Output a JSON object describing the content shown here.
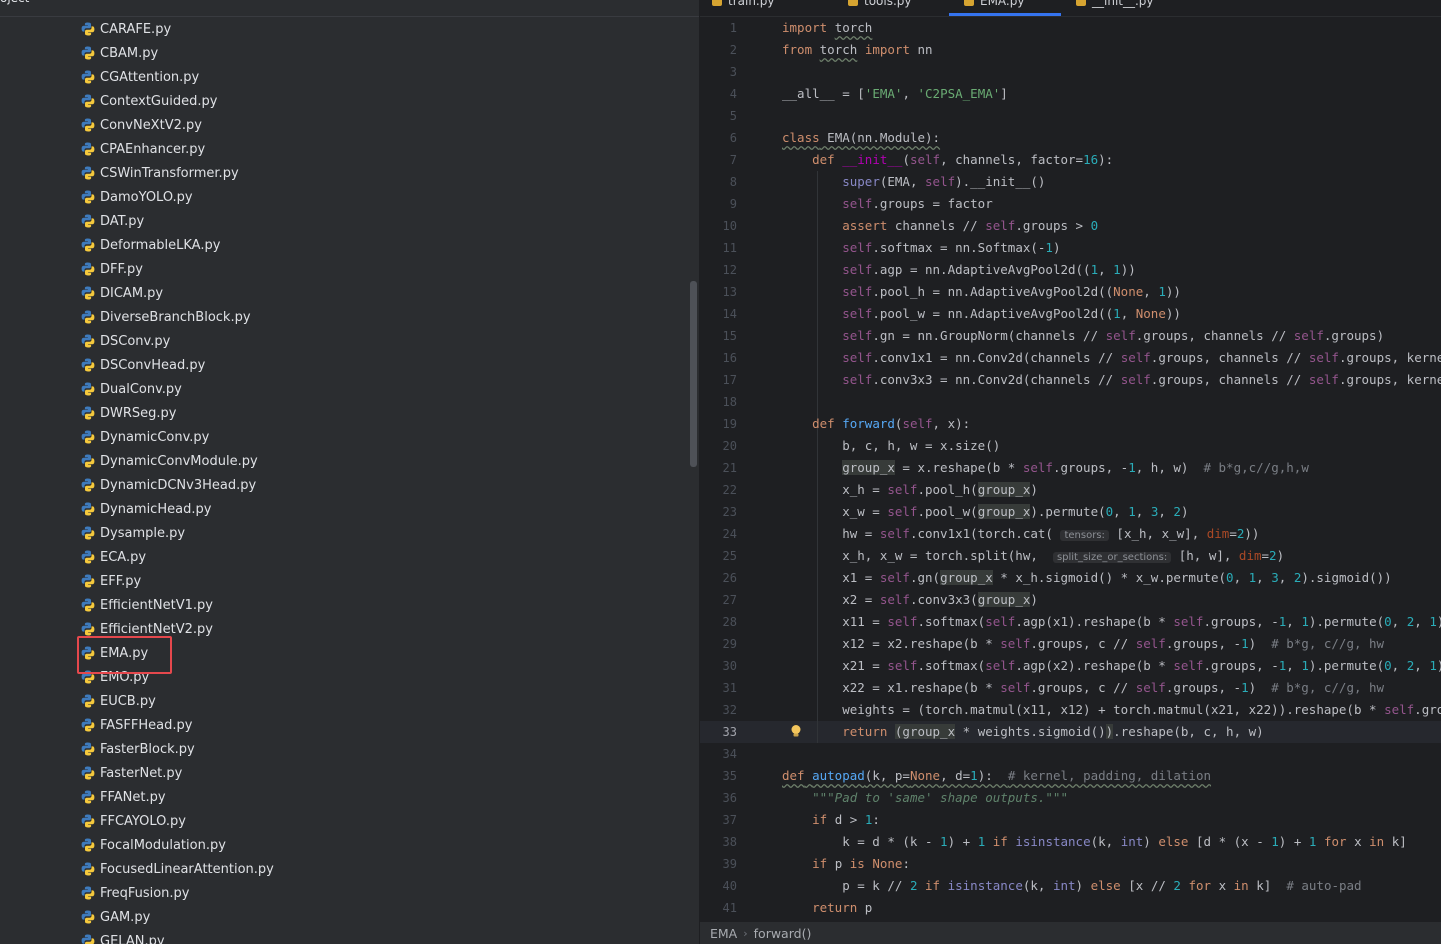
{
  "project": {
    "title": "oject",
    "files": [
      "CARAFE.py",
      "CBAM.py",
      "CGAttention.py",
      "ContextGuided.py",
      "ConvNeXtV2.py",
      "CPAEnhancer.py",
      "CSWinTransformer.py",
      "DamoYOLO.py",
      "DAT.py",
      "DeformableLKA.py",
      "DFF.py",
      "DICAM.py",
      "DiverseBranchBlock.py",
      "DSConv.py",
      "DSConvHead.py",
      "DualConv.py",
      "DWRSeg.py",
      "DynamicConv.py",
      "DynamicConvModule.py",
      "DynamicDCNv3Head.py",
      "DynamicHead.py",
      "Dysample.py",
      "ECA.py",
      "EFF.py",
      "EfficientNetV1.py",
      "EfficientNetV2.py",
      "EMA.py",
      "EMO.py",
      "EUCB.py",
      "FASFFHead.py",
      "FasterBlock.py",
      "FasterNet.py",
      "FFANet.py",
      "FFCAYOLO.py",
      "FocalModulation.py",
      "FocusedLinearAttention.py",
      "FreqFusion.py",
      "GAM.py",
      "GELAN.py"
    ],
    "highlighted_file": "EMA.py"
  },
  "editor": {
    "tabs": [
      "train.py",
      "tools.py",
      "EMA.py",
      "__init__.py"
    ],
    "active_tab": "EMA.py",
    "current_line": 33,
    "line_numbers": [
      "1",
      "2",
      "3",
      "4",
      "5",
      "6",
      "7",
      "8",
      "9",
      "10",
      "11",
      "12",
      "13",
      "14",
      "15",
      "16",
      "17",
      "18",
      "19",
      "20",
      "21",
      "22",
      "23",
      "24",
      "25",
      "26",
      "27",
      "28",
      "29",
      "30",
      "31",
      "32",
      "33",
      "34",
      "35",
      "36",
      "37",
      "38",
      "39",
      "40",
      "41"
    ],
    "inlay_hints": {
      "tensors": "tensors:",
      "split": "split_size_or_sections:"
    }
  },
  "status": {
    "crumb_class": "EMA",
    "crumb_method": "forward()"
  },
  "colors": {
    "accent": "#3574f0",
    "highlight_box": "#e5484d",
    "keyword": "#cf8e6d",
    "self": "#94558d",
    "number": "#2aacb8",
    "string": "#6aab73",
    "function": "#56a8f5"
  }
}
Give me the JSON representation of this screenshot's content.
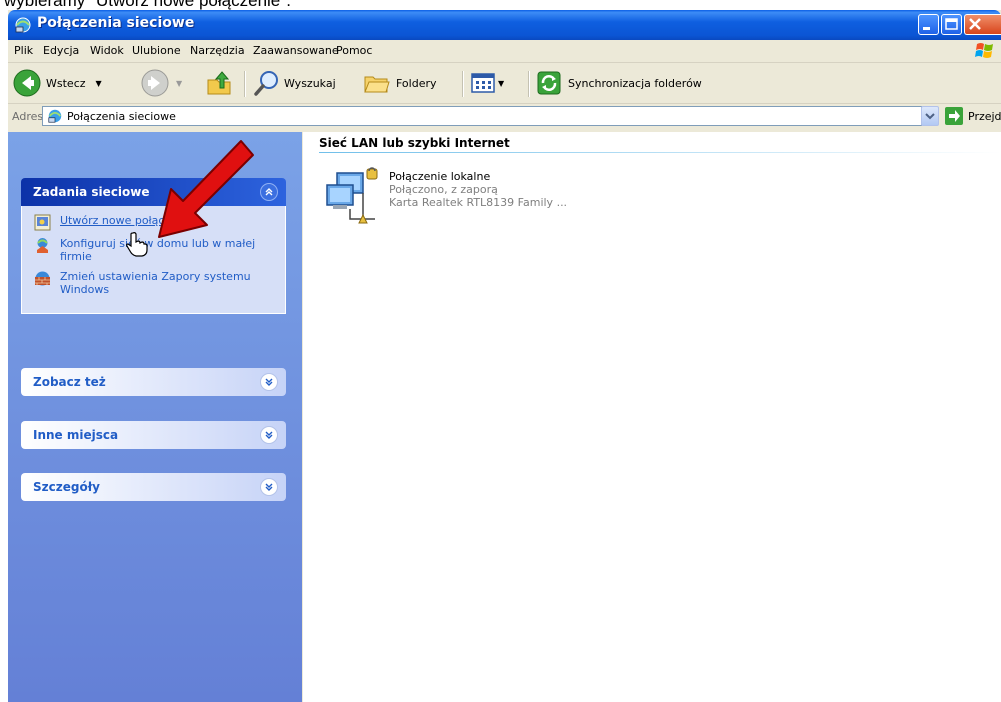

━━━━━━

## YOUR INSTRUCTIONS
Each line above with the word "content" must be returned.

## ANSWER SECTION
Output a JSON object describing the content shown here.
Give me the JSON representation of this screenshot's content.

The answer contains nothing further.